Punctuation Rules for Writing

General Information

Punctuation refers to the marks used to separate sentences or sentence elements to help create clarity for the reader. Punctuation helps a reader know when to stop, pause, and feel a certain emotion. Punctuation can come at the end of a sentence (period, exclamation point, question mark) or within a sentence (comma, colon, semi-colon, parentheses, ellipses, dashes, hyphens, quotation marks, apostrophes) and its correct usage is imperative to good writing!

Period (.)

The period, while just a little dot, is a powerful form of punctuation. It is probably the most commonly used punctuation and the easiest to master. Periods end sentences. Period. They bring the reader or speaker to a full stop and indicate that a sentence is over. There can be some confusion about periods when they are used with other forms of punctuation, like quotation marks, but for the most part, they are a writer’s best friend and are simple to use.

Question Mark (?)

Question marks are a form of punctuation with a very specific purpose: They are used when asking a direct question or to express doubt or uncertainty.

  • Do you know how to get to Main Place Mall?

  • Where is Lucy?

  • “Who will be at the party?” Mother inquired.

Question marks may show up within a sentence if there is direct question being posed in the context of a larger sentence. For example:

  • The key question, Would the dinner guests notice the stain on the tablecloth? was not answered.

  • Would the guests arrive on time? she worried.

  • “Should I put the water pitcher on the table?” Clara asked.

Musings which may pose a question but are not a direct question do not get a question mark.

  • I wonder what is for dinner tonight.

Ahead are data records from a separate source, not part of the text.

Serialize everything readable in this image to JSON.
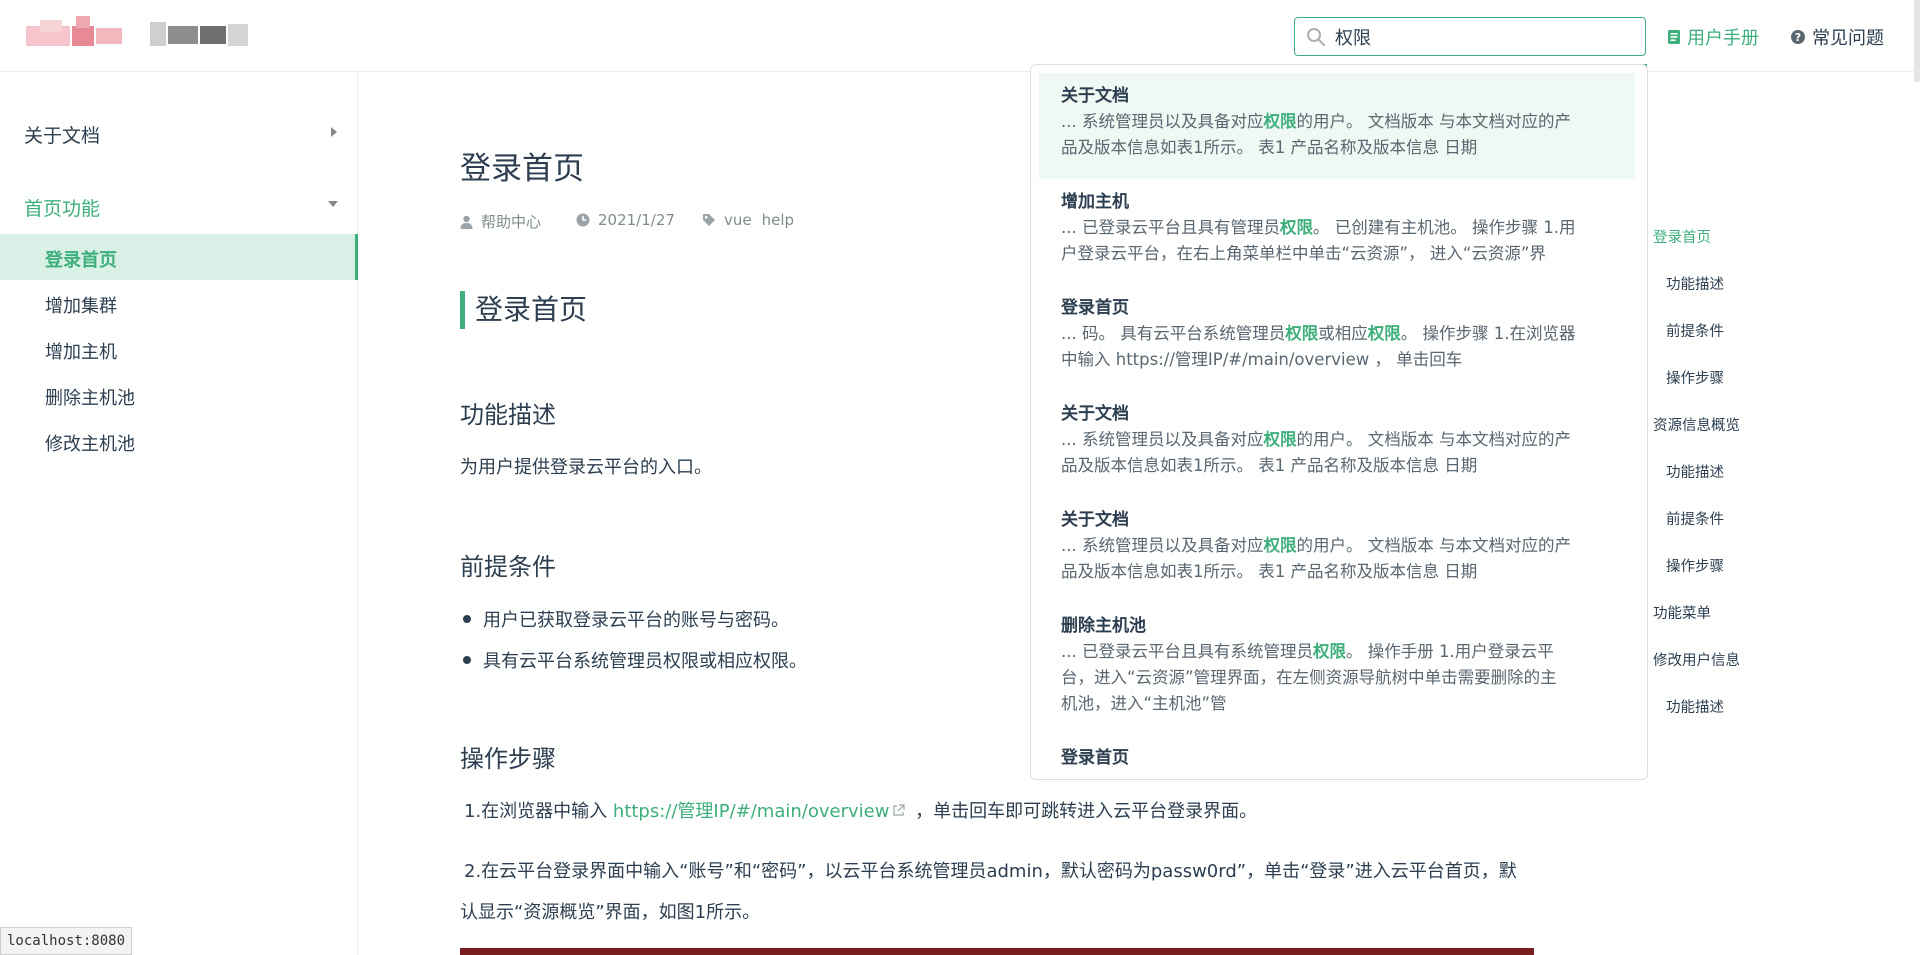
{
  "header": {
    "search": {
      "value": "权限",
      "placeholder": ""
    },
    "nav": {
      "manual_label": "用户手册",
      "faq_label": "常见问题"
    }
  },
  "sidebar": {
    "groups": [
      {
        "label": "关于文档",
        "expanded": false
      },
      {
        "label": "首页功能",
        "expanded": true
      }
    ],
    "items": [
      "登录首页",
      "增加集群",
      "增加主机",
      "删除主机池",
      "修改主机池"
    ],
    "active_item": "登录首页"
  },
  "page": {
    "title": "登录首页",
    "meta": {
      "author": "帮助中心",
      "date": "2021/1/27",
      "tags": [
        "vue",
        "help"
      ]
    },
    "h2": "登录首页",
    "sections": {
      "desc_heading": "功能描述",
      "desc_text": "为用户提供登录云平台的入口。",
      "pre_heading": "前提条件",
      "pre_items": [
        "用户已获取登录云平台的账号与密码。",
        "具有云平台系统管理员权限或相应权限。"
      ],
      "steps_heading": "操作步骤",
      "step1_before": "1.在浏览器中输入 ",
      "step1_link": "https://管理IP/#/main/overview",
      "step1_after": " ，单击回车即可跳转进入云平台登录界面。",
      "step2_line1": "2.在云平台登录界面中输入“账号”和“密码”，以云平台系统管理员admin，默认密码为passw0rd”，单击“登录”进入云平台首页，默",
      "step2_line2": "认显示“资源概览”界面，如图1所示。"
    }
  },
  "suggestions": [
    {
      "title": "关于文档",
      "lines": [
        [
          "... 系统管理员以及具备对应",
          "权限",
          "的用户。 文档版本 与本文档对应的产"
        ],
        [
          "品及版本信息如表1所示。 表1 产品名称及版本信息 日期"
        ]
      ]
    },
    {
      "title": "增加主机",
      "lines": [
        [
          "... 已登录云平台且具有管理员",
          "权限",
          "。 已创建有主机池。 操作步骤 1.用"
        ],
        [
          "户登录云平台，在右上角菜单栏中单击“云资源”， 进入“云资源”界"
        ]
      ]
    },
    {
      "title": "登录首页",
      "lines": [
        [
          "... 码。 具有云平台系统管理员",
          "权限",
          "或相应",
          "权限",
          "。 操作步骤 1.在浏览器"
        ],
        [
          "中输入 https://管理IP/#/main/overview ， 单击回车"
        ]
      ]
    },
    {
      "title": "关于文档",
      "lines": [
        [
          "... 系统管理员以及具备对应",
          "权限",
          "的用户。 文档版本 与本文档对应的产"
        ],
        [
          "品及版本信息如表1所示。 表1 产品名称及版本信息 日期"
        ]
      ]
    },
    {
      "title": "关于文档",
      "lines": [
        [
          "... 系统管理员以及具备对应",
          "权限",
          "的用户。 文档版本 与本文档对应的产"
        ],
        [
          "品及版本信息如表1所示。 表1 产品名称及版本信息 日期"
        ]
      ]
    },
    {
      "title": "删除主机池",
      "lines": [
        [
          "... 已登录云平台且具有系统管理员",
          "权限",
          "。 操作手册 1.用户登录云平"
        ],
        [
          "台，进入“云资源”管理界面，在左侧资源导航树中单击需要删除的主"
        ],
        [
          "机池，进入“主机池”管"
        ]
      ]
    },
    {
      "title": "登录首页",
      "lines": []
    }
  ],
  "toc": [
    {
      "label": "登录首页",
      "level": 1,
      "active": true
    },
    {
      "label": "功能描述",
      "level": 2,
      "active": false
    },
    {
      "label": "前提条件",
      "level": 2,
      "active": false
    },
    {
      "label": "操作步骤",
      "level": 2,
      "active": false
    },
    {
      "label": "资源信息概览",
      "level": 1,
      "active": false
    },
    {
      "label": "功能描述",
      "level": 2,
      "active": false
    },
    {
      "label": "前提条件",
      "level": 2,
      "active": false
    },
    {
      "label": "操作步骤",
      "level": 2,
      "active": false
    },
    {
      "label": "功能菜单",
      "level": 1,
      "active": false
    },
    {
      "label": "修改用户信息",
      "level": 1,
      "active": false
    },
    {
      "label": "功能描述",
      "level": 2,
      "active": false
    }
  ],
  "statusbar": {
    "url": "localhost:8080"
  },
  "icons": {
    "search": "search-icon",
    "manual": "book-icon",
    "faq": "question-circle-icon",
    "author": "user-icon",
    "date": "clock-icon",
    "tags": "tag-icon",
    "external": "external-link-icon"
  },
  "colors": {
    "accent": "#3eaf7c",
    "text": "#2c3e50",
    "muted": "#7f8c8d"
  }
}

Neither do requests that are being made.

  • Would you please set the table for dinner.

Exclamation Point (!)

Wow! Exclamation points! Yippee!!!! Although exclamation points can seem like a good punctuation choice to use because they show emotion or excitement, to be most effective, the exclamation point should actually be used sparingly. A reader can begin to take offense if there are too many exclamation points, as it starts to feel like the author is yelling at the reader. And the use of multiple exclamation points at the end of a single sentence, as though one does not convey enough emotion, is highly discouraged. So you should never use more than one at a time; in the case of exclamation points, less is more.

Exclamation points indicate a sentence with a strong feeling or emotion, generally surprise, anger, pain, or an interjection of an emotion that might not otherwise be present in the sentence. Here are some examples:

  • Ouch! I stubbed my toe on the chair.

  • Get out of here and don’t come back again!

  • “Boo!” Janet shouted.

  • Yikes! You scared me.

  • Oh my gosh! I didn’t see you there.

  • Ack! Spider!